competent judgment of conscience, and if need be, also a courageous objection of
conscience, but an equal need rises from the basic level for families and parish
communities in the process of the formation of youth and adults.
Under this aspect, next to Christian formation, whose aim is the knowledge of
the Person of Christ, of his Word and Sacraments in the itinerary of faith of
children and adolescents, one must consistently fuse the discourse on moral
values that regard the body, sexuality, human love, procreation, respect for
life at every moment, at the same time with valid and precise motives, reporting
behaviour contrary to these primary values.
In this specific field the work of priests must be opportunely flanked by the
commitment of lay educators, also specialists, dedicated to the duty to guide
the ecclesial reality with their knowledge enlightened by faith.
Therefore, I ask the Lord to send among you, dear brothers and sisters, and
among those dedicated to science, medicine, law and politics, witnesses endowed
with true and upright consciences in order to defend and promote the "splendour
of the truth" and to sustain the gift and mystery of life.
I trust in your help dearest professionals, philosophers, theologians,
scientists and doctors. In a society at times chaotic and violent, with your
cultural qualifications, by teaching and by example, you can contribute to
awakening in many hearts the eloquent and clear voice of conscience.
The Second Vatican Council teaches us that "man has in his heart a law
inscribed by God. His dignity lies in observing this law, and by it he will be
judged" (Gaudium et Spes, n. 16). The Council has offered wise directives so
that "the faithful should learn to distinguish carefully between the rights and
the duties which they have as belonging to the Church and those which fall to
them as members of the human society", and "they will strive to unite the two
harmoniously, remembering that in every temporal affair they are to be guided by
a Christian conscience, since not even in temporal business may any human
activity be withdrawn from God's dominion" (Lumen Gentium, n. 36).
For this very reason the Council exhorts lay believers to welcome "what is
decided by the Pastors as teachers and rulers of the Church", and then
recommends that "Pastors... should recognize and promote the dignity and
responsibility of the laity in the Church. They should willingly use their
prudent advice" and concludes that "[m]any benefits for the Church are to be
expected from this familiar relationship between the laity and the Pastors" (cf.
Lumen Gentium, n. 37).
When the value of human life is at stake, this harmony between the
magisterial function and the committed laity becomes singularly important:
life is the first good received from God and is fundamental to all others; to
guarantee the right to life for all and in an equal manner for all is the duty
upon which the future of humanity depends. The importance of your study meeting
emerges also from this perspective.

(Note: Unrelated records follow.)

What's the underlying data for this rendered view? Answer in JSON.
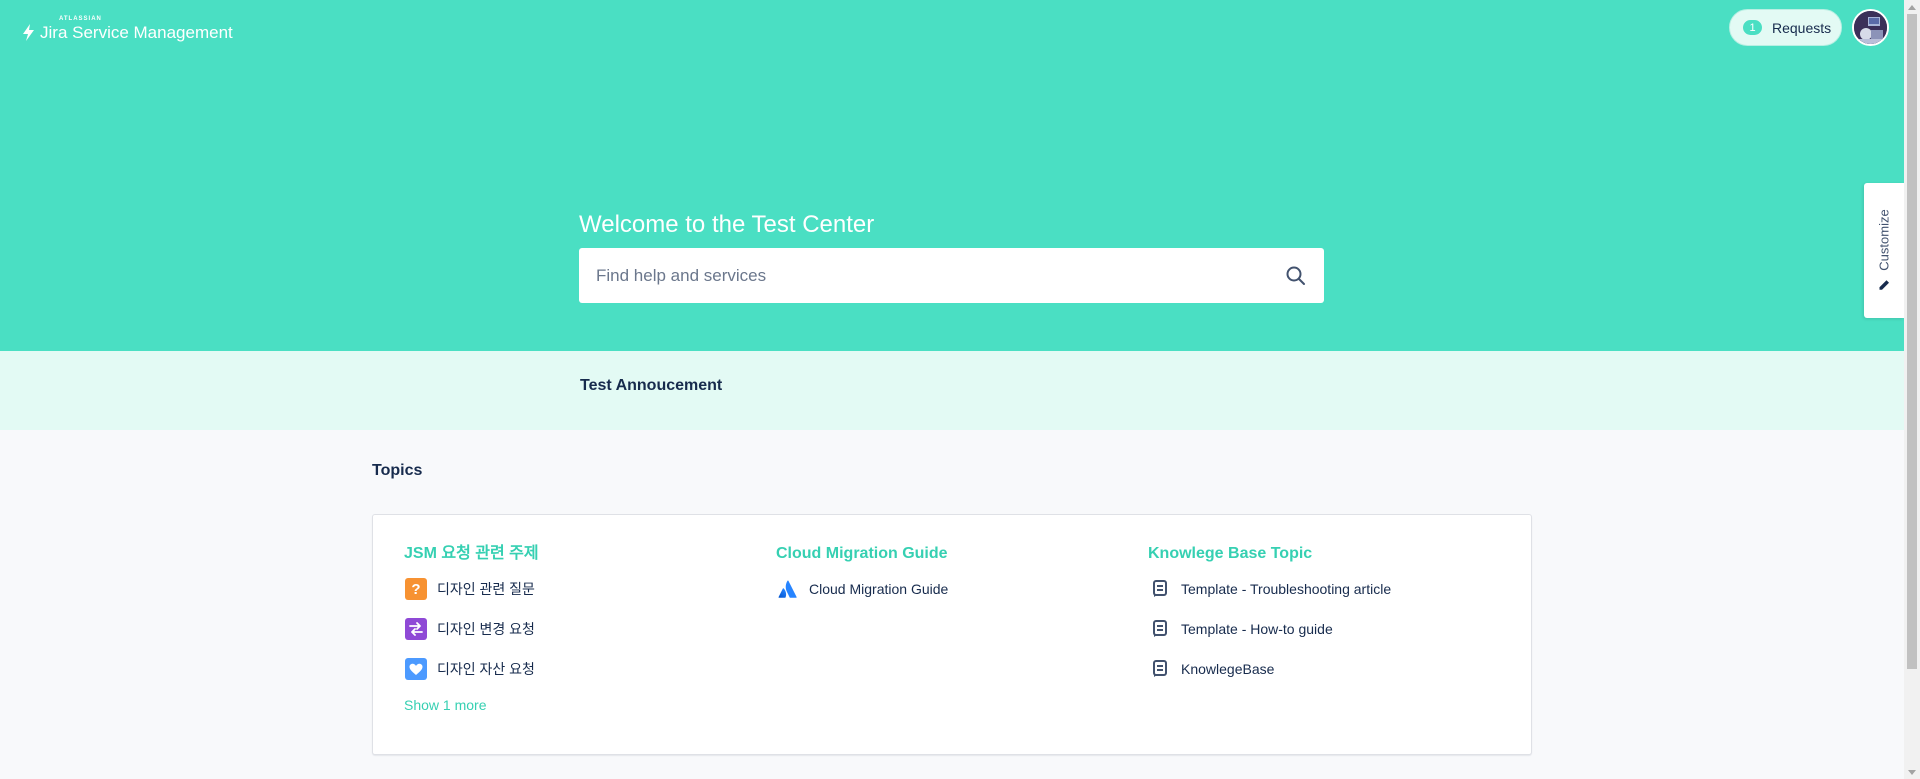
{
  "header": {
    "logo_small": "ATLASSIAN",
    "logo_text": "Jira Service Management",
    "requests_count": "1",
    "requests_label": "Requests"
  },
  "hero": {
    "welcome": "Welcome to the Test Center",
    "search_placeholder": "Find help and services"
  },
  "customize_label": "Customize",
  "announcement": {
    "title": "Test Annoucement"
  },
  "topics": {
    "title": "Topics",
    "columns": [
      {
        "heading": "JSM 요청 관련 주제",
        "items": [
          {
            "label": "디자인 관련 질문",
            "icon": "question-icon"
          },
          {
            "label": "디자인 변경 요청",
            "icon": "swap-icon"
          },
          {
            "label": "디자인 자산 요청",
            "icon": "heart-icon"
          }
        ],
        "show_more": "Show 1 more"
      },
      {
        "heading": "Cloud Migration Guide",
        "items": [
          {
            "label": "Cloud Migration Guide",
            "icon": "atlassian-icon"
          }
        ]
      },
      {
        "heading": "Knowlege Base Topic",
        "items": [
          {
            "label": "Template - Troubleshooting article",
            "icon": "article-icon"
          },
          {
            "label": "Template - How-to guide",
            "icon": "article-icon"
          },
          {
            "label": "KnowlegeBase",
            "icon": "article-icon"
          }
        ]
      }
    ]
  },
  "colors": {
    "brand": "#4adfc3",
    "link": "#36d0b2",
    "announcement_bg": "#e3faf4"
  }
}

I entrust the work and the results to the intercession of the Virgin Mary,
whom the Christian tradition hails as the true "Mother of all the living". May
she assist and guide you! To seal this wish I willingly impart to all of you, to
your families and collaborators, the Apostolic Blessing.